━━━ EXTRACTED ENTRIES ━━━

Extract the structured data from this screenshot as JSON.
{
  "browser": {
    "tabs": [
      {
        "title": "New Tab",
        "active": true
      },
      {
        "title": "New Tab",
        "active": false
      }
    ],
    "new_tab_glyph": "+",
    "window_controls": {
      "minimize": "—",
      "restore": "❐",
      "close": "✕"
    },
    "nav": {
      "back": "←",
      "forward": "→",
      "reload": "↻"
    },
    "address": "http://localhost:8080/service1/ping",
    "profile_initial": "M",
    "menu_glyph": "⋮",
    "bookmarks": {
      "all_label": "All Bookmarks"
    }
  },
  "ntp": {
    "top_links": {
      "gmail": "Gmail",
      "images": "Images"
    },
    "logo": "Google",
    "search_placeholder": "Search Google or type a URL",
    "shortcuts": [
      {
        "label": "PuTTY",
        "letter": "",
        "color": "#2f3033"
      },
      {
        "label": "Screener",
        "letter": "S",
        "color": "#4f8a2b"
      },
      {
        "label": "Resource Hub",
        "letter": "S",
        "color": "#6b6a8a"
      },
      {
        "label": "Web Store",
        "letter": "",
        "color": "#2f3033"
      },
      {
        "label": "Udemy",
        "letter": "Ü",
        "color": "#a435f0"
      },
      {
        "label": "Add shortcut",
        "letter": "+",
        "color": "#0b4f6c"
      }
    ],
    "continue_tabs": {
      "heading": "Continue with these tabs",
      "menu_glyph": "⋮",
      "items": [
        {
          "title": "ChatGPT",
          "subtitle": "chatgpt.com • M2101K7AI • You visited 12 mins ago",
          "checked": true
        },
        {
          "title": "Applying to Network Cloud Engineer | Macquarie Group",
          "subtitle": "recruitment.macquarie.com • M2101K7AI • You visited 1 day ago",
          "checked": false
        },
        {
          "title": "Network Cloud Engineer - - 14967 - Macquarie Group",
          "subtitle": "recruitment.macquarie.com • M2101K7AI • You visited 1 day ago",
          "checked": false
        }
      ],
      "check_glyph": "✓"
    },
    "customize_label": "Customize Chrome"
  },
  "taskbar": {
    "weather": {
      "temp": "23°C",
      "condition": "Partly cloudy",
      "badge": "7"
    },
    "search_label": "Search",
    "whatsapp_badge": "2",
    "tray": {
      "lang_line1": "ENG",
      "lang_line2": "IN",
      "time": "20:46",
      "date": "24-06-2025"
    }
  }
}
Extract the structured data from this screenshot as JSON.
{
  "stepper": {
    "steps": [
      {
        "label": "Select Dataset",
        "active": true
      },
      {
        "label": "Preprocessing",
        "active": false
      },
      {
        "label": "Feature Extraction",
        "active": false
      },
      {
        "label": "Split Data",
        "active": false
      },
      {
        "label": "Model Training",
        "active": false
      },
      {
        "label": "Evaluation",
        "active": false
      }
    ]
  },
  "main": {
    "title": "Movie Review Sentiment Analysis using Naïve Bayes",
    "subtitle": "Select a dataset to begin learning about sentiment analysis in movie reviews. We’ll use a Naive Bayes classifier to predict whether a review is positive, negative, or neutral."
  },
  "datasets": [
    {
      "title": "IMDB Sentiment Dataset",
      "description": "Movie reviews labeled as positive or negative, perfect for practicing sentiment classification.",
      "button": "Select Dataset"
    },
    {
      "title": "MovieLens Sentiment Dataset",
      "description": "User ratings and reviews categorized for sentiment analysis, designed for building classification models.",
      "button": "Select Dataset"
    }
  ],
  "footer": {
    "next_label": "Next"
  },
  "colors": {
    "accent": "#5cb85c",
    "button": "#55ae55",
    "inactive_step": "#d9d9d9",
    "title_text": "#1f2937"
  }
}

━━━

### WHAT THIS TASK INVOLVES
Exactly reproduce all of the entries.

### OUTPUT
Extract the structured data from this screenshot as JSON.
{
  "browser": {
    "tabs": [
      {
        "title": "New Tab",
        "active": true
      },
      {
        "title": "New Tab",
        "active": false
      }
    ],
    "new_tab_glyph": "+",
    "window_controls": {
      "minimize": "—",
      "restore": "❐",
      "close": "✕"
    },
    "nav": {
      "back": "←",
      "forward": "→",
      "reload": "↻"
    },
    "address": "http://localhost:8080/service1/ping",
    "profile_initial": "M",
    "menu_glyph": "⋮",
    "bookmarks": {
      "all_label": "All Bookmarks"
    }
  },
  "ntp": {
    "top_links": {
      "gmail": "Gmail",
      "images": "Images"
    },
    "logo": "Google",
    "search_placeholder": "Search Google or type a URL",
    "shortcuts": [
      {
        "label": "PuTTY",
        "letter": "",
        "color": "#2f3033"
      },
      {
        "label": "Screener",
        "letter": "S",
        "color": "#4f8a2b"
      },
      {
        "label": "Resource Hub",
        "letter": "S",
        "color": "#6b6a8a"
      },
      {
        "label": "Web Store",
        "letter": "",
        "color": "#2f3033"
      },
      {
        "label": "Udemy",
        "letter": "Ü",
        "color": "#a435f0"
      },
      {
        "label": "Add shortcut",
        "letter": "+",
        "color": "#0b4f6c"
      }
    ],
    "continue_tabs": {
      "heading": "Continue with these tabs",
      "menu_glyph": "⋮",
      "items": [
        {
          "title": "ChatGPT",
          "subtitle": "chatgpt.com • M2101K7AI • You visited 12 mins ago",
          "checked": true
        },
        {
          "title": "Applying to Network Cloud Engineer | Macquarie Group",
          "subtitle": "recruitment.macquarie.com • M2101K7AI • You visited 1 day ago",
          "checked": false
        },
        {
          "title": "Network Cloud Engineer - - 14967 - Macquarie Group",
          "subtitle": "recruitment.macquarie.com • M2101K7AI • You visited 1 day ago",
          "checked": false
        }
      ],
      "check_glyph": "✓"
    },
    "customize_label": "Customize Chrome"
  },
  "taskbar": {
    "weather": {
      "temp": "23°C",
      "condition": "Partly cloudy",
      "badge": "7"
    },
    "search_label": "Search",
    "whatsapp_badge": "2",
    "tray": {
      "lang_line1": "ENG",
      "lang_line2": "IN",
      "time": "20:46",
      "date": "24-06-2025"
    }
  }
}
Extract the structured data from this screenshot as JSON.
{
  "stepper": {
    "steps": [
      {
        "label": "Select Dataset",
        "active": true
      },
      {
        "label": "Preprocessing",
        "active": false
      },
      {
        "label": "Feature Extraction",
        "active": false
      },
      {
        "label": "Split Data",
        "active": false
      },
      {
        "label": "Model Training",
        "active": false
      },
      {
        "label": "Evaluation",
        "active": false
      }
    ]
  },
  "main": {
    "title": "Movie Review Sentiment Analysis using Naïve Bayes",
    "subtitle": "Select a dataset to begin learning about sentiment analysis in movie reviews. We’ll use a Naive Bayes classifier to predict whether a review is positive, negative, or neutral."
  },
  "datasets": [
    {
      "title": "IMDB Sentiment Dataset",
      "description": "Movie reviews labeled as positive or negative, perfect for practicing sentiment classification.",
      "button": "Select Dataset"
    },
    {
      "title": "MovieLens Sentiment Dataset",
      "description": "User ratings and reviews categorized for sentiment analysis, designed for building classification models.",
      "button": "Select Dataset"
    }
  ],
  "footer": {
    "next_label": "Next"
  },
  "colors": {
    "accent": "#5cb85c",
    "button": "#55ae55",
    "inactive_step": "#d9d9d9",
    "title_text": "#1f2937"
  }
}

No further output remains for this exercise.